Kyle Schwarber is the feel-good story of the 2016 postseason


Most baseball fans and even the Cubs had resigned themselves to most likely not seeing Kyle Schwarber in game action until spring training next year after he suffered a gruesome knee injury in a collision with teammate Dexter Fowler back in early April. Schwarber suffered a fully-torn ACL and LCL in his left leg.

To the surprise of everyone, including manager Joe Maddon, Schwarber was cleared by doctors to play if the Cubs wanted to put him on the World Series roster. So they did. And, boy, are they glad they did it. In preparation, Schwarber saw over 1,000 pitches from machines and pitchers in the Arizona Fall League.

Schwarber essentially crammed for the final exam and unlike most students who do it, it has panned out well thus far. No one was expecting him to look outstanding against Indians ace Corey Kluber in Game 1, but in his first at-bat — his first in the majors since suffering the injury in April — Schwarber worked a 3-1 count before eventually being retired on strikes. Schwarber came back up in the fourth and drilled a Kluber sinker to right field for a two-out double.

In the seventh inning, facing one of the American League’s two scariest left-handed relievers in Andrew Miller, Schwarber worked a full count before drawing a walk. During the regular season, Miller walked exactly one lefty batter. Schwarber made it two. Schwarber would face Miller again in the eighth, going ahead 2-1 before ultimately striking out. He finished 1-for-3 with a walk and a double in the Cubs’ 6-0 loss. Considering the circumstances, that’s amazing.

Schwarber continued his great approach in Game 2 in what turned out to be a 5-1 victory. He struck out against Trevor Bauer in the first inning, but returned to the batter’s box in the third inning and singled up the middle to knock in the Cubs’ second run. Schwarber made it 3-0 in the fifth when he singled up the middle again, this time off of Bryan Shaw, to make it 3-0. Facing Danny Salazar in the sixth, Schwarber drew a four-pitch walk to put runners on first and second base with two outs.

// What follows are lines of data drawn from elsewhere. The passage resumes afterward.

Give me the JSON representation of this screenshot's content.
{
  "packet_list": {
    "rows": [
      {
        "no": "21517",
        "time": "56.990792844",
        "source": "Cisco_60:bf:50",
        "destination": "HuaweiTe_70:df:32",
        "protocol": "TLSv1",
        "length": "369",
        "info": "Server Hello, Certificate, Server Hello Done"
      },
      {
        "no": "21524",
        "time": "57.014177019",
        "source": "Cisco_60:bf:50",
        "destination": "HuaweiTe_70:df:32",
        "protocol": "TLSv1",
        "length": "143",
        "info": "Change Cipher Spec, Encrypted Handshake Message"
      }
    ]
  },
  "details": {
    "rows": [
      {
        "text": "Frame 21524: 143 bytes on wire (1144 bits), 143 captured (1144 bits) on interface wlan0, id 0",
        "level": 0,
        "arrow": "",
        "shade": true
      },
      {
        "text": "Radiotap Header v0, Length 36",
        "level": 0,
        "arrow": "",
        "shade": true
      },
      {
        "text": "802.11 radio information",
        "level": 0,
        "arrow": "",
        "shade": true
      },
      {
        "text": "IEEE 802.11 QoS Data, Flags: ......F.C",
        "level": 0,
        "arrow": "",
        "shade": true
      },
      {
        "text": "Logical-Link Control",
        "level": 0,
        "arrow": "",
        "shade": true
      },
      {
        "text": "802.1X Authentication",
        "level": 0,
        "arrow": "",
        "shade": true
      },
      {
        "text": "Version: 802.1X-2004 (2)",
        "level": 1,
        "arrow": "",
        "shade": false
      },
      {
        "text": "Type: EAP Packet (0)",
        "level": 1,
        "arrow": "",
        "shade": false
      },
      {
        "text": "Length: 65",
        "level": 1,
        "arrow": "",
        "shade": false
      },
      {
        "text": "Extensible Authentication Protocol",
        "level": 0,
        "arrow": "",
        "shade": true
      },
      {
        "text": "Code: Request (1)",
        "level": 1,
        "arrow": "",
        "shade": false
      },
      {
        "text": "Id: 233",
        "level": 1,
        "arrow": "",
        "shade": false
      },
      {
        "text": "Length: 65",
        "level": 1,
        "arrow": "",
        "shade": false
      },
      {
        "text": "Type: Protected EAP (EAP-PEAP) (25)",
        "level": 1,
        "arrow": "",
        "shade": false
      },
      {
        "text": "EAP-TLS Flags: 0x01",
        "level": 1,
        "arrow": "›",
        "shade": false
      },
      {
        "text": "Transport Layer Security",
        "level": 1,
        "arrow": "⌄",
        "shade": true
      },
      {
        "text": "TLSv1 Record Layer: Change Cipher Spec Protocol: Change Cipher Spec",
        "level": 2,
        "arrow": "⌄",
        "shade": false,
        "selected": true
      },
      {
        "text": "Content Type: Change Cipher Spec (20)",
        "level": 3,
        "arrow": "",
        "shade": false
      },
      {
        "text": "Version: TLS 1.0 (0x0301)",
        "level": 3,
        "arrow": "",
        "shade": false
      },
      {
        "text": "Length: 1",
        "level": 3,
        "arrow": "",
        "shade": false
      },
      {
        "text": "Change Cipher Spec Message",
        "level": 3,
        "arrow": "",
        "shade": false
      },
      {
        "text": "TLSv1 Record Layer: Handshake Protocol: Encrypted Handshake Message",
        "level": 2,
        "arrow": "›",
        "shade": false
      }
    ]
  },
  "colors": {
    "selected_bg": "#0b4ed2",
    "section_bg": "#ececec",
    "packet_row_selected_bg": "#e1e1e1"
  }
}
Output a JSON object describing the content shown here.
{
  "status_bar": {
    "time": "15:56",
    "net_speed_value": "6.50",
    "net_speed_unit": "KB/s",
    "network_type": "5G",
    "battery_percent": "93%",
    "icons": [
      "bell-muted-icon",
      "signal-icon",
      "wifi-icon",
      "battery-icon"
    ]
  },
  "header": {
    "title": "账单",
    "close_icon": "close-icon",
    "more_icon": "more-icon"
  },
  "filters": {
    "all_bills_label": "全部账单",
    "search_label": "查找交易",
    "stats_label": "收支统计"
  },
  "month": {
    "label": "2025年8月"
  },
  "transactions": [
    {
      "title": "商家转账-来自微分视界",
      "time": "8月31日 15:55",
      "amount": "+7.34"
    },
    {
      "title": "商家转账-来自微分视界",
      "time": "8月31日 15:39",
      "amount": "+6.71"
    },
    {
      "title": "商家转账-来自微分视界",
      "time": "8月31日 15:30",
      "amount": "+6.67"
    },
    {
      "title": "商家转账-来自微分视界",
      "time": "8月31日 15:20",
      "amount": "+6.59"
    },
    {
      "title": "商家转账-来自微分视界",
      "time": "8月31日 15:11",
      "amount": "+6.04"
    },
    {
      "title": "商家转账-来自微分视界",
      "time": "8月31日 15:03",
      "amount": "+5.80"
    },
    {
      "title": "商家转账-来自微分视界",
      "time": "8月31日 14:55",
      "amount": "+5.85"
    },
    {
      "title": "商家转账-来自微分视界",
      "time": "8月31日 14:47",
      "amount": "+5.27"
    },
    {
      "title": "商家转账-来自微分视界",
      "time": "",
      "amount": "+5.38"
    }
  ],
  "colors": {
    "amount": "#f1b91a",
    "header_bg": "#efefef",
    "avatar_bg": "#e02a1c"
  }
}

Finally, he struck out against Dan Otero in his eighth-inning at-bat, finishing the evening 2-for-4 with a pair of RBI singles and a walk.

But now, as the Cubs return to Chicago for World Series Games 3, 4, and 5 at Wrigley Field, they have to contest with National League rules, a.k.a. no DH. Will Maddon risk Schwarber’s subpar defense to put his dangerous bat in the lineup? Even if Schwarber is not put in the starting lineup, he can at least serve as a dangerous bat off the bench late in the game when the Indians send out their trio of relievers in Shaw, Miller, and closer Cody Allen. At any rate, what Schwarber has done already in the first two games of the World Series is mighty impressive.